Among the entries below, find how many lines carry the word "DmytroKuleba" and state only that figure.

------------------------

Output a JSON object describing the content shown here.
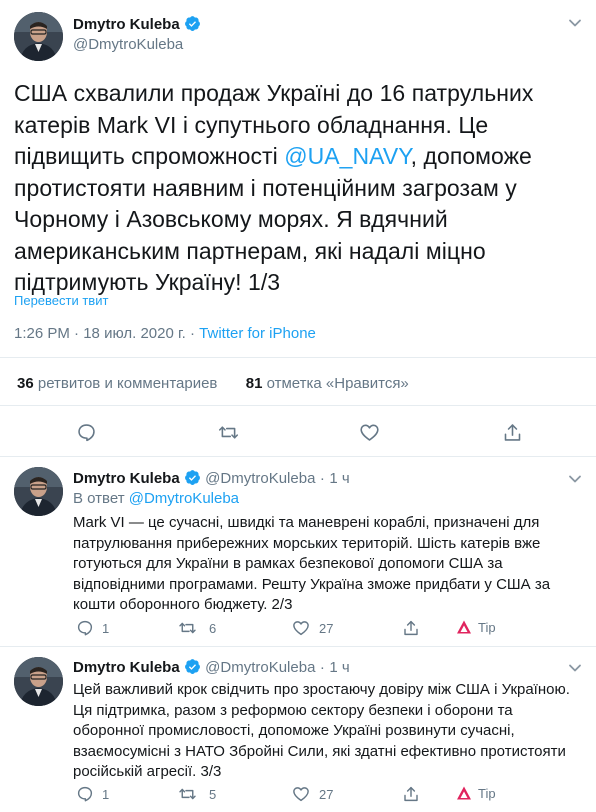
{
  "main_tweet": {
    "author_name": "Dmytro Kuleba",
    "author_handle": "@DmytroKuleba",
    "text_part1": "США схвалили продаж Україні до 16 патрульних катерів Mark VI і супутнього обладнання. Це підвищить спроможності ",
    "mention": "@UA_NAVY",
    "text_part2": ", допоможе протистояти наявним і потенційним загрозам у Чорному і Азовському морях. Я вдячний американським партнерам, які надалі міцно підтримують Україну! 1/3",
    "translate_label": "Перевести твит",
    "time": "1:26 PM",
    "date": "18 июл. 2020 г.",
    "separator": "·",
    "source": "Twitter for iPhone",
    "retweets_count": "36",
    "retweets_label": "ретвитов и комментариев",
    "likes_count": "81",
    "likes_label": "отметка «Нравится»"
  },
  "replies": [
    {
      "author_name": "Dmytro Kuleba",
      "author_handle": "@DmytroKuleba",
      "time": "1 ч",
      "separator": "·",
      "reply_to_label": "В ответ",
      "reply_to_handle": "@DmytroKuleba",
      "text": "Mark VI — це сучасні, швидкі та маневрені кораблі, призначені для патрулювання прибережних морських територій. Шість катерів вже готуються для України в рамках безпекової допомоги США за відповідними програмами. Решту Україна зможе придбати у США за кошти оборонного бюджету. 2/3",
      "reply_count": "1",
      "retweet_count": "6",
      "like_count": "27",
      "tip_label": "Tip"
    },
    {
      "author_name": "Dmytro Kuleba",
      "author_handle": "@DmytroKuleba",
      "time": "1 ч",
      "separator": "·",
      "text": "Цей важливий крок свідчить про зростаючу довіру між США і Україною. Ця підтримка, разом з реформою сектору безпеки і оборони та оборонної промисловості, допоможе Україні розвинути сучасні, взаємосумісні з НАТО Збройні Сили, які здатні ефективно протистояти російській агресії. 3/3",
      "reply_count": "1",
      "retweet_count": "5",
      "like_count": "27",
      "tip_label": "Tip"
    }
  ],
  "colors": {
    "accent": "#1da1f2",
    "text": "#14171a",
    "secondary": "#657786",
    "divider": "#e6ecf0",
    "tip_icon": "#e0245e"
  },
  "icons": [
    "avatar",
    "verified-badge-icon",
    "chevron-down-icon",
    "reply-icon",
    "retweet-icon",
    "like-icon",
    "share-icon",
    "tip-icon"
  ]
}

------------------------

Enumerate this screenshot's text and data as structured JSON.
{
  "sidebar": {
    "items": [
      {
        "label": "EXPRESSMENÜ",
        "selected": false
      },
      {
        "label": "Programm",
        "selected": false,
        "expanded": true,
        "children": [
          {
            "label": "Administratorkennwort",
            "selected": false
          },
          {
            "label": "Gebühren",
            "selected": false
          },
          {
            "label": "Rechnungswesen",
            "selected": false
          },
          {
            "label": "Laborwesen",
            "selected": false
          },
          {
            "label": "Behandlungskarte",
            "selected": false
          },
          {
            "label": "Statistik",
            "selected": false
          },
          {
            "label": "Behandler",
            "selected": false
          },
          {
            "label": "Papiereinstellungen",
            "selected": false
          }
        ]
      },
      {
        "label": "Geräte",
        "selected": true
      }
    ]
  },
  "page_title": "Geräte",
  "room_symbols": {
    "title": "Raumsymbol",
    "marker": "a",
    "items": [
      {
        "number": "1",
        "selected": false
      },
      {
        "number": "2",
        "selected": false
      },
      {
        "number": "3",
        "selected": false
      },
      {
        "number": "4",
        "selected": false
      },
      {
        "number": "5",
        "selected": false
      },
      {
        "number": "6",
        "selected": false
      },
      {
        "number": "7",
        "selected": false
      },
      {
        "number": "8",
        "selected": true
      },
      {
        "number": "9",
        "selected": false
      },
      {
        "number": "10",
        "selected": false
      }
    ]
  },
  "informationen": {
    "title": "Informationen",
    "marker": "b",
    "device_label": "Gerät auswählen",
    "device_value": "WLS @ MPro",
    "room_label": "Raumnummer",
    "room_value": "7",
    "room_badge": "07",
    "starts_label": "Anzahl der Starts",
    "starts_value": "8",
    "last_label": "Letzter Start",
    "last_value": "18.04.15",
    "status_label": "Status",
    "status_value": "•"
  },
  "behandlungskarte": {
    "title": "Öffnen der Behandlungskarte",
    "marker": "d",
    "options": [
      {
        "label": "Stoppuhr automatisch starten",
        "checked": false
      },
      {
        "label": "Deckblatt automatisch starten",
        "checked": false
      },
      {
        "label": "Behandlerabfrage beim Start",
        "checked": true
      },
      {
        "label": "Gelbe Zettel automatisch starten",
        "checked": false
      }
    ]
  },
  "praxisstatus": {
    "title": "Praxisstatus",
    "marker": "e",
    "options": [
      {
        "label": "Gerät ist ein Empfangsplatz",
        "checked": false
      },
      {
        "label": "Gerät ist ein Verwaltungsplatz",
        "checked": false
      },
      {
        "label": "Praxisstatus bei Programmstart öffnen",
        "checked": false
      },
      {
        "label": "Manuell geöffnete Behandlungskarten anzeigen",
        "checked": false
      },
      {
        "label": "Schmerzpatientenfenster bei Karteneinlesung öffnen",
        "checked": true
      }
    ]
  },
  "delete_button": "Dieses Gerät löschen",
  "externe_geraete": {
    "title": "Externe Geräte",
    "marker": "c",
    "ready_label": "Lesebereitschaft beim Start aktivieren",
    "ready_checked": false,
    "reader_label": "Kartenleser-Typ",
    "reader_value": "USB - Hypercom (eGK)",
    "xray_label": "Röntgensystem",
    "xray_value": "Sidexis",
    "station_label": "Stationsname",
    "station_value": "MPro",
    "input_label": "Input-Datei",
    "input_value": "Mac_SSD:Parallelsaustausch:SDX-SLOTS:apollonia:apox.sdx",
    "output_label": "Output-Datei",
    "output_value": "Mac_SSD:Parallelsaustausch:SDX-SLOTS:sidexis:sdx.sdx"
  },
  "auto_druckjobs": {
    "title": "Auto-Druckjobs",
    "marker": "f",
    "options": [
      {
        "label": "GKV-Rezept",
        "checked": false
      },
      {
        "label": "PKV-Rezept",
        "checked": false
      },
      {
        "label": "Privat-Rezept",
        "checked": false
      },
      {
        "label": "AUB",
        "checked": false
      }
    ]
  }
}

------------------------

Finished task:
4